exchanges among them over the suspect disqualification of Sino Hydro C.M.C, resulting in a minority
report by three dissenting members.

“I’m not at ease to discuss that process because it is not yet public, he said by telephone. “Thank
you for giving me the opportunity, but whatever took place (at Chobe and Sambiya) is what we took
oath not to divulge.” The latest developments come to light following an exposé by this newspaper
yesterday detailing how the President’s Office – unknown to the bid evaluators – infiltrated the
venue and planted listening devices through which they eavesdropped on their conversations.

In an interview on Tuesday, Presidential Spokesman Mirundi Tamale confirmed that his boss has at
his disposal intelligence capabilities to probe “big infrastructure projects” following complaints
of corruption involving government officials. He, however, said he was not sure if the team that
camped at Chobe was one such group and had no knowledge about the leader.

Mr Tamale said: “All huge contracts are being investigated by a team set up by the President, but I
don’t know the members.” CID Director Akullo to whom the top police detectives handed their May 21
investigation report, was last evening reported - for the second straight day - to be meeting with
President Museveni at State Lodge, Nakasero. It was not clear if the findings by the Karuma bid
investigations were on the table in discussions between the two.

Court has already stopped the procurement process for the $2b (Shs5 trillion) project, which has
delayed since 1995 after allegations of bureaucrats soliciting kickbacks dogged the initial bidding
process. Afterward, Norwegian power company, Norpak, the selected contractor, said it lacked money
to build the 600 megawatt dam on River Nile and opted out.
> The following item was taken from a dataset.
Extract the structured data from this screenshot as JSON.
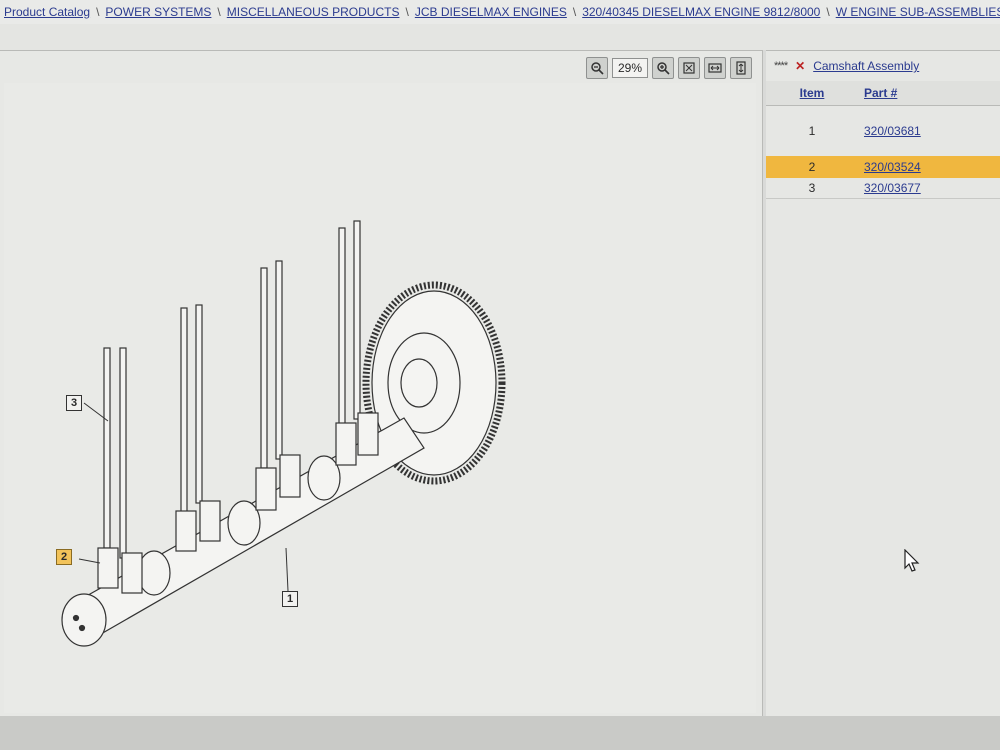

The Karuma project, at the quoted price of $2b, is almost half of Uganda’s budget for the 2012/13
Financial Year, explaining the high stakes and counter-intelligence surveillance on those involved
in making the decisions. Bidasala’s committee had recommended China International Water and
Electric Corporation (CWE) and Perlite Construction as the best two of six evaluated bidders.

Evaluators this newspaper contacted yesterday declined to speak, citing confidentiality clauses.
The Kampala High Court issued an injunction on the procurement process last Friday, September 7,
roughly two hours before the contract’s committee was due, at 11 a.m. on that day, to announce the
top runners.
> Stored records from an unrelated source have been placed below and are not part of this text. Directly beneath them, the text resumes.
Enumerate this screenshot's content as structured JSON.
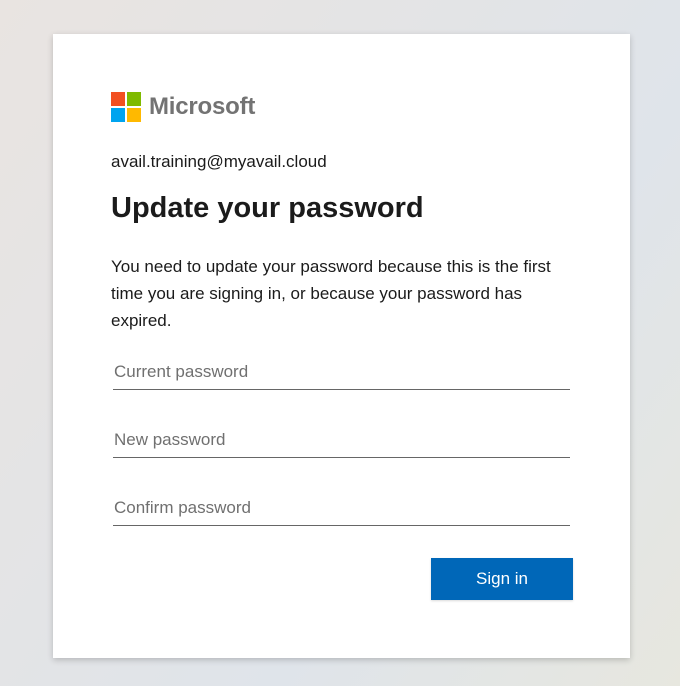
{
  "brand": {
    "name": "Microsoft",
    "colors": {
      "red": "#f25022",
      "green": "#7fba00",
      "blue": "#00a4ef",
      "yellow": "#ffb900"
    }
  },
  "account": {
    "email": "avail.training@myavail.cloud"
  },
  "page": {
    "title": "Update your password",
    "description": "You need to update your password because this is the first time you are signing in, or because your password has expired."
  },
  "form": {
    "current_password": {
      "value": "",
      "placeholder": "Current password"
    },
    "new_password": {
      "value": "",
      "placeholder": "New password"
    },
    "confirm_password": {
      "value": "",
      "placeholder": "Confirm password"
    },
    "submit_label": "Sign in",
    "accent_color": "#0067b8"
  }
}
Lawyer Enos Tumusiime, a partner in Tumusiime, Kabega & Co. law firm, had filed an application on
September 5, challenging the unexplained disqualification of their client, Italian firm Salini Spa
which built the Bujagali dam, seeking administrative review.

The PDDA had also separately instructed Ministry of Energy to halt the process, but insiders said
top technocrats in the ministry were preparing to ignore the directive and planned to announce the
best evaluated bidder on Monday, Sept. 10, when they were served with a court injunction.

Trailing the evaluators

Police Inspector George Kasolo, head of the VIPP team, in accounts to investigators, said two days
after the evaluation exercise kicked off, noticed three suspicious people in a Mark II car,
registration UAQ 994V, who were photographing vehicles at Chobe Safari Lodge park to get their
number plates,

He briefed his detail to be vigilant around the stores and later, he was called by CPL Jackson
Twinomuhangi who informed him that one of the men in the said motor vehicle approached him asking
for some information about the evaluation exercise.

At about 10:30pm, Chobe General Manager called on IP Kasolo to whom the three men sighted earlier
introduced themselves as spies from the President’s Office. They struck a deal to work together and
police later helped them to install devices to bug Nile conference hall, the meeting venue for the
bid evaluators.

The Committee

Name Office
Eng. Henry Bidasala Min. of Energy
John Mugyenzi, MD, UEGCL
Moses Kaizzi UEGCL
Eng. William Nkemba UETCL
Charles Victor Byaruhanga Min. of Finance
Mary Nankabirwa Mukasa Min. of Justice
Geoffrey B. Muhanguzi Min. of Works
Cecilia Menya Min. of Energy
Zachary Baguma Min. of Energy
Susan Watera Min. of Energy
Amos Ssamba Min. of Energy
Patrick Mwesige ERA